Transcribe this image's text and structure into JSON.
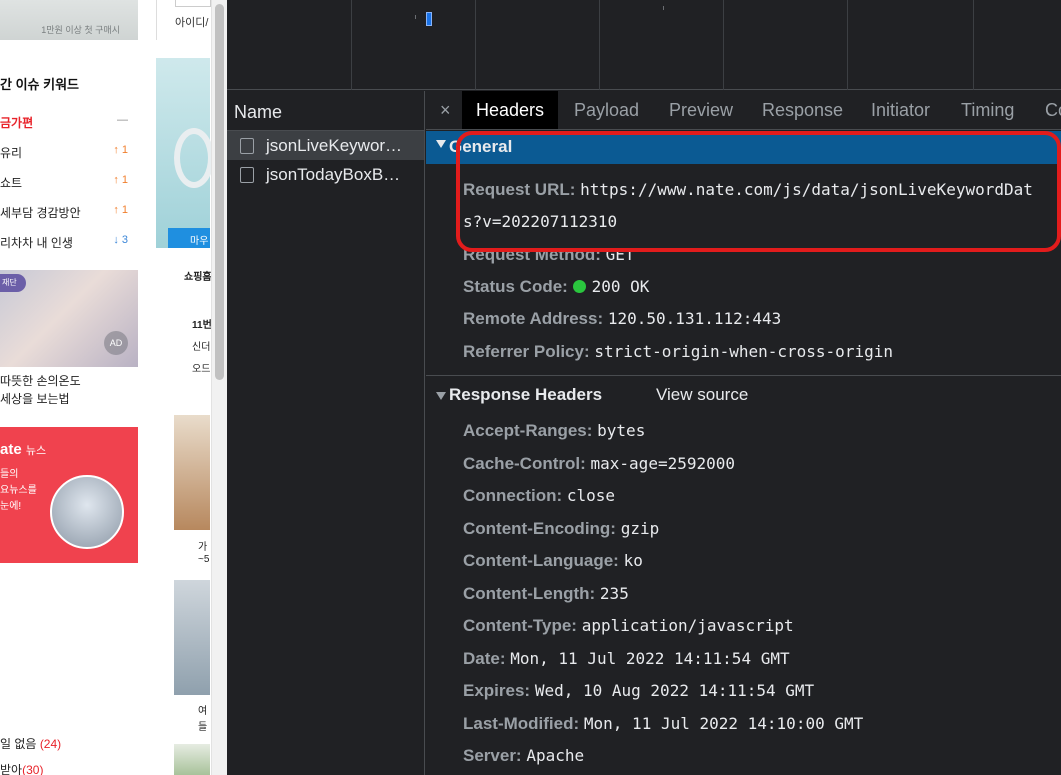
{
  "site": {
    "banner_caption": "1만원 이상 첫 구매시",
    "login_text": "아이디/",
    "keywords_title": "간 이슈 키워드",
    "keywords": [
      {
        "text": "금가편",
        "change": "—",
        "dir": "same"
      },
      {
        "text": "유리",
        "change": "↑ 1",
        "dir": "up"
      },
      {
        "text": "쇼트",
        "change": "↑ 1",
        "dir": "up"
      },
      {
        "text": "세부담 경감방안",
        "change": "↑ 1",
        "dir": "up"
      },
      {
        "text": "리차차 내 인생",
        "change": "↓ 3",
        "dir": "down"
      }
    ],
    "ad_logo": "재단",
    "ad_badge": "AD",
    "ad_caption_1": "따뜻한 손의온도",
    "ad_caption_2": "세상을 보는법",
    "nate_title": "ate",
    "nate_title_sub": "뉴스",
    "nate_desc_1": "들의",
    "nate_desc_2": "요뉴스를",
    "nate_desc_3": "눈에!",
    "bottom_link_1": "일 없음",
    "bottom_link_1_count": "(24)",
    "bottom_link_2": "받아",
    "bottom_link_2_count": "(30)",
    "shop_banner_label": "마우",
    "shop_label": "쇼핑홈",
    "shop_item_1": "11번",
    "shop_item_2": "신더",
    "shop_item_3": "오드",
    "thumb_caption_1a": "가",
    "thumb_caption_1b": "~5",
    "thumb_caption_2a": "여",
    "thumb_caption_2b": "들"
  },
  "devtools": {
    "name_header": "Name",
    "requests": [
      {
        "name": "jsonLiveKeywor…",
        "selected": true
      },
      {
        "name": "jsonTodayBoxB…",
        "selected": false
      }
    ],
    "tabs": {
      "close": "×",
      "headers": "Headers",
      "payload": "Payload",
      "preview": "Preview",
      "response": "Response",
      "initiator": "Initiator",
      "timing": "Timing",
      "cookies": "Co"
    },
    "general": {
      "title": "General",
      "request_url_key": "Request URL:",
      "request_url_1": "https://www.nate.com/js/data/jsonLiveKeywordDat",
      "request_url_2": "s?v=202207112310",
      "request_method_key": "Request Method:",
      "request_method": "GET",
      "status_code_key": "Status Code:",
      "status_code": "200 OK",
      "remote_address_key": "Remote Address:",
      "remote_address": "120.50.131.112:443",
      "referrer_policy_key": "Referrer Policy:",
      "referrer_policy": "strict-origin-when-cross-origin"
    },
    "response_headers": {
      "title": "Response Headers",
      "view_source": "View source",
      "items": [
        {
          "key": "Accept-Ranges:",
          "value": "bytes"
        },
        {
          "key": "Cache-Control:",
          "value": "max-age=2592000"
        },
        {
          "key": "Connection:",
          "value": "close"
        },
        {
          "key": "Content-Encoding:",
          "value": "gzip"
        },
        {
          "key": "Content-Language:",
          "value": "ko"
        },
        {
          "key": "Content-Length:",
          "value": "235"
        },
        {
          "key": "Content-Type:",
          "value": "application/javascript"
        },
        {
          "key": "Date:",
          "value": "Mon, 11 Jul 2022 14:11:54 GMT"
        },
        {
          "key": "Expires:",
          "value": "Wed, 10 Aug 2022 14:11:54 GMT"
        },
        {
          "key": "Last-Modified:",
          "value": "Mon, 11 Jul 2022 14:10:00 GMT"
        },
        {
          "key": "Server:",
          "value": "Apache"
        }
      ]
    }
  },
  "colors": {
    "devtools_bg": "#202124",
    "general_header": "#0b5a93",
    "highlight": "#e21c1c",
    "status_ok": "#2ac63e",
    "keyword_accent": "#e8232a"
  }
}
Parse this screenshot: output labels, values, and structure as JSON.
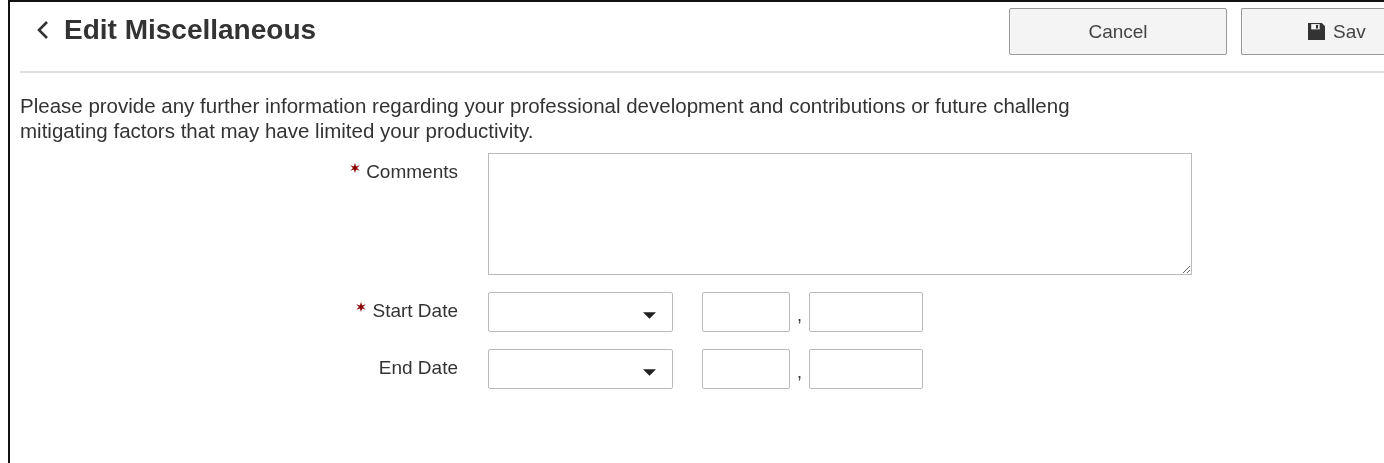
{
  "header": {
    "title": "Edit Miscellaneous",
    "buttons": [
      {
        "kind": "cancel",
        "label": "Cancel"
      },
      {
        "kind": "save",
        "label": "Sav"
      }
    ]
  },
  "description": [
    "Please provide any further information regarding your professional development and contributions or future challeng",
    "mitigating factors that may have limited your productivity."
  ],
  "fields": [
    {
      "kind": "textarea",
      "label": "Comments",
      "required": true
    },
    {
      "kind": "date",
      "label": "Start Date",
      "required": true,
      "separator": ","
    },
    {
      "kind": "date",
      "label": "End Date",
      "required": false,
      "separator": ","
    }
  ]
}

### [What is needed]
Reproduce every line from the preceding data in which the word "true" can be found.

### [Result below]
        "selected": true
      "required": true
      "required": true,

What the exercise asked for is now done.